(Items from an interface collection)
◇ ◇ ◇

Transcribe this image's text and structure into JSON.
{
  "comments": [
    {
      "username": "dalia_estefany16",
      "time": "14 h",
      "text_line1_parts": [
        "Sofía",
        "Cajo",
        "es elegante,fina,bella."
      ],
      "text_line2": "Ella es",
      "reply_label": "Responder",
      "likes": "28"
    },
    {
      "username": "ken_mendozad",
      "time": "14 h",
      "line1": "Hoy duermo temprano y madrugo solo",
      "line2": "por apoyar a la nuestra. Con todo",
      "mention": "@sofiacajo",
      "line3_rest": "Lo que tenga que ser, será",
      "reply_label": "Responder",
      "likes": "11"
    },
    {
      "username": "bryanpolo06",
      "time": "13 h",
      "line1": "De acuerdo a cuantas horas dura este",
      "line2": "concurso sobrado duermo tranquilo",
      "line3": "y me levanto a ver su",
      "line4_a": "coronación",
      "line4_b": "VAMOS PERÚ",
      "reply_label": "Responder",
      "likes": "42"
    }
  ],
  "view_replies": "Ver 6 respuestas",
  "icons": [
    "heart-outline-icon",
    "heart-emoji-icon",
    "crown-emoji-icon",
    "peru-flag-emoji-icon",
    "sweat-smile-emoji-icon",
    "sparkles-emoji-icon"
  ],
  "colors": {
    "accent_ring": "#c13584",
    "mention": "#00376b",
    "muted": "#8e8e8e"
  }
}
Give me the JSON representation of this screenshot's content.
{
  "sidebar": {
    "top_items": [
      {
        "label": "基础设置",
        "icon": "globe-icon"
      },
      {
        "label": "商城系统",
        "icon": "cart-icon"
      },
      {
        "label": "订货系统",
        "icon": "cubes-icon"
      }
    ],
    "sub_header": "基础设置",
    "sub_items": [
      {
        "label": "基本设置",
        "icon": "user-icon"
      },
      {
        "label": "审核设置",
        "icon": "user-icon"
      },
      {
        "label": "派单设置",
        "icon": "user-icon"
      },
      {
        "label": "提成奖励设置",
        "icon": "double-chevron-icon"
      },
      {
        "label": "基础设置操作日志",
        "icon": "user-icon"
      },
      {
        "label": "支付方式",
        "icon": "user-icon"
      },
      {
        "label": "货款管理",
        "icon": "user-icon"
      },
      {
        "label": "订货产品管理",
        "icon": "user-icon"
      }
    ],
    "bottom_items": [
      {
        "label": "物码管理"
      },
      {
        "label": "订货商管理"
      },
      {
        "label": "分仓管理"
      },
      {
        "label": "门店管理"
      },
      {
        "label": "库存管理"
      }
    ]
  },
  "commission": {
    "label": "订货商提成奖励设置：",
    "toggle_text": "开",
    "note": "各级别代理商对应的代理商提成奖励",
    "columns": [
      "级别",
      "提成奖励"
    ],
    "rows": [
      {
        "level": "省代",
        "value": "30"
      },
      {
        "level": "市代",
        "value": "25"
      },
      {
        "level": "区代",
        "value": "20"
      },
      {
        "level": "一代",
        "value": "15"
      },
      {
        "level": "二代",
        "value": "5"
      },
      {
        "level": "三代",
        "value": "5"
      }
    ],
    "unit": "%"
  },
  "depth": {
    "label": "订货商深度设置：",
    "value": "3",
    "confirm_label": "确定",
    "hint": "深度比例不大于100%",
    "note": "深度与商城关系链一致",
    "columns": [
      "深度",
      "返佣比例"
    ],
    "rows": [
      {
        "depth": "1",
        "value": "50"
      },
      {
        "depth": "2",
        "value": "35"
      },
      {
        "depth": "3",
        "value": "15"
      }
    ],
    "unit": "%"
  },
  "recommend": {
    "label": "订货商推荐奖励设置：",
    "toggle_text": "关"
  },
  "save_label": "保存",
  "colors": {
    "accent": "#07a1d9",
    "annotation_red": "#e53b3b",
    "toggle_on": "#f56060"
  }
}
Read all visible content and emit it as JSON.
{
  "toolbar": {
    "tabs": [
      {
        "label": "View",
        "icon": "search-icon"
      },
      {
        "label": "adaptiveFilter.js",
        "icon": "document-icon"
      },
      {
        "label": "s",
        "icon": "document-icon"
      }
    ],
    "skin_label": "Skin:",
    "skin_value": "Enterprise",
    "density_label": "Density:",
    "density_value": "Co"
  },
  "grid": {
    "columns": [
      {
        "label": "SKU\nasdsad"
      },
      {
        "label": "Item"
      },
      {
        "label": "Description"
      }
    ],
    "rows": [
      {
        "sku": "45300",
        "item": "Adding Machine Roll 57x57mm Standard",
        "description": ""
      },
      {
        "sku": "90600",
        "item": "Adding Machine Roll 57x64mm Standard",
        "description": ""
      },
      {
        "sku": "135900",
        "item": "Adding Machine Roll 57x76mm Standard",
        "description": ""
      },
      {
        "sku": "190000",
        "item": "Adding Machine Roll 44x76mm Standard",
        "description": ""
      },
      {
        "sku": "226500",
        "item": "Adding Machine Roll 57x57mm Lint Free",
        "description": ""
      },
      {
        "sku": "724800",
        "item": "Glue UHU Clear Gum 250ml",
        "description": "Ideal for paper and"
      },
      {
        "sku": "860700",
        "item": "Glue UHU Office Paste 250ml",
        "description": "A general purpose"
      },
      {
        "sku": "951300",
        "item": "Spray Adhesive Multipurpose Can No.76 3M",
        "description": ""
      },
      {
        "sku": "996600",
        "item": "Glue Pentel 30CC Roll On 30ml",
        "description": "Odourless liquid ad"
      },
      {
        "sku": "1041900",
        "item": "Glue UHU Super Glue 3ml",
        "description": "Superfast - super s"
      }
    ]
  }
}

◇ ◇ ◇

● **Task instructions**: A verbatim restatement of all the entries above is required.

● **Result of the exercise**:
Transcribe this image's text and structure into JSON.
{
  "comments": [
    {
      "username": "dalia_estefany16",
      "time": "14 h",
      "text_line1_parts": [
        "Sofía",
        "Cajo",
        "es elegante,fina,bella."
      ],
      "text_line2": "Ella es",
      "reply_label": "Responder",
      "likes": "28"
    },
    {
      "username": "ken_mendozad",
      "time": "14 h",
      "line1": "Hoy duermo temprano y madrugo solo",
      "line2": "por apoyar a la nuestra. Con todo",
      "mention": "@sofiacajo",
      "line3_rest": "Lo que tenga que ser, será",
      "reply_label": "Responder",
      "likes": "11"
    },
    {
      "username": "bryanpolo06",
      "time": "13 h",
      "line1": "De acuerdo a cuantas horas dura este",
      "line2": "concurso sobrado duermo tranquilo",
      "line3": "y me levanto a ver su",
      "line4_a": "coronación",
      "line4_b": "VAMOS PERÚ",
      "reply_label": "Responder",
      "likes": "42"
    }
  ],
  "view_replies": "Ver 6 respuestas",
  "icons": [
    "heart-outline-icon",
    "heart-emoji-icon",
    "crown-emoji-icon",
    "peru-flag-emoji-icon",
    "sweat-smile-emoji-icon",
    "sparkles-emoji-icon"
  ],
  "colors": {
    "accent_ring": "#c13584",
    "mention": "#00376b",
    "muted": "#8e8e8e"
  }
}
Give me the JSON representation of this screenshot's content.
{
  "sidebar": {
    "top_items": [
      {
        "label": "基础设置",
        "icon": "globe-icon"
      },
      {
        "label": "商城系统",
        "icon": "cart-icon"
      },
      {
        "label": "订货系统",
        "icon": "cubes-icon"
      }
    ],
    "sub_header": "基础设置",
    "sub_items": [
      {
        "label": "基本设置",
        "icon": "user-icon"
      },
      {
        "label": "审核设置",
        "icon": "user-icon"
      },
      {
        "label": "派单设置",
        "icon": "user-icon"
      },
      {
        "label": "提成奖励设置",
        "icon": "double-chevron-icon"
      },
      {
        "label": "基础设置操作日志",
        "icon": "user-icon"
      },
      {
        "label": "支付方式",
        "icon": "user-icon"
      },
      {
        "label": "货款管理",
        "icon": "user-icon"
      },
      {
        "label": "订货产品管理",
        "icon": "user-icon"
      }
    ],
    "bottom_items": [
      {
        "label": "物码管理"
      },
      {
        "label": "订货商管理"
      },
      {
        "label": "分仓管理"
      },
      {
        "label": "门店管理"
      },
      {
        "label": "库存管理"
      }
    ]
  },
  "commission": {
    "label": "订货商提成奖励设置：",
    "toggle_text": "开",
    "note": "各级别代理商对应的代理商提成奖励",
    "columns": [
      "级别",
      "提成奖励"
    ],
    "rows": [
      {
        "level": "省代",
        "value": "30"
      },
      {
        "level": "市代",
        "value": "25"
      },
      {
        "level": "区代",
        "value": "20"
      },
      {
        "level": "一代",
        "value": "15"
      },
      {
        "level": "二代",
        "value": "5"
      },
      {
        "level": "三代",
        "value": "5"
      }
    ],
    "unit": "%"
  },
  "depth": {
    "label": "订货商深度设置：",
    "value": "3",
    "confirm_label": "确定",
    "hint": "深度比例不大于100%",
    "note": "深度与商城关系链一致",
    "columns": [
      "深度",
      "返佣比例"
    ],
    "rows": [
      {
        "depth": "1",
        "value": "50"
      },
      {
        "depth": "2",
        "value": "35"
      },
      {
        "depth": "3",
        "value": "15"
      }
    ],
    "unit": "%"
  },
  "recommend": {
    "label": "订货商推荐奖励设置：",
    "toggle_text": "关"
  },
  "save_label": "保存",
  "colors": {
    "accent": "#07a1d9",
    "annotation_red": "#e53b3b",
    "toggle_on": "#f56060"
  }
}
Read all visible content and emit it as JSON.
{
  "toolbar": {
    "tabs": [
      {
        "label": "View",
        "icon": "search-icon"
      },
      {
        "label": "adaptiveFilter.js",
        "icon": "document-icon"
      },
      {
        "label": "s",
        "icon": "document-icon"
      }
    ],
    "skin_label": "Skin:",
    "skin_value": "Enterprise",
    "density_label": "Density:",
    "density_value": "Co"
  },
  "grid": {
    "columns": [
      {
        "label": "SKU\nasdsad"
      },
      {
        "label": "Item"
      },
      {
        "label": "Description"
      }
    ],
    "rows": [
      {
        "sku": "45300",
        "item": "Adding Machine Roll 57x57mm Standard",
        "description": ""
      },
      {
        "sku": "90600",
        "item": "Adding Machine Roll 57x64mm Standard",
        "description": ""
      },
      {
        "sku": "135900",
        "item": "Adding Machine Roll 57x76mm Standard",
        "description": ""
      },
      {
        "sku": "190000",
        "item": "Adding Machine Roll 44x76mm Standard",
        "description": ""
      },
      {
        "sku": "226500",
        "item": "Adding Machine Roll 57x57mm Lint Free",
        "description": ""
      },
      {
        "sku": "724800",
        "item": "Glue UHU Clear Gum 250ml",
        "description": "Ideal for paper and"
      },
      {
        "sku": "860700",
        "item": "Glue UHU Office Paste 250ml",
        "description": "A general purpose"
      },
      {
        "sku": "951300",
        "item": "Spray Adhesive Multipurpose Can No.76 3M",
        "description": ""
      },
      {
        "sku": "996600",
        "item": "Glue Pentel 30CC Roll On 30ml",
        "description": "Odourless liquid ad"
      },
      {
        "sku": "1041900",
        "item": "Glue UHU Super Glue 3ml",
        "description": "Superfast - super s"
      }
    ]
  }
}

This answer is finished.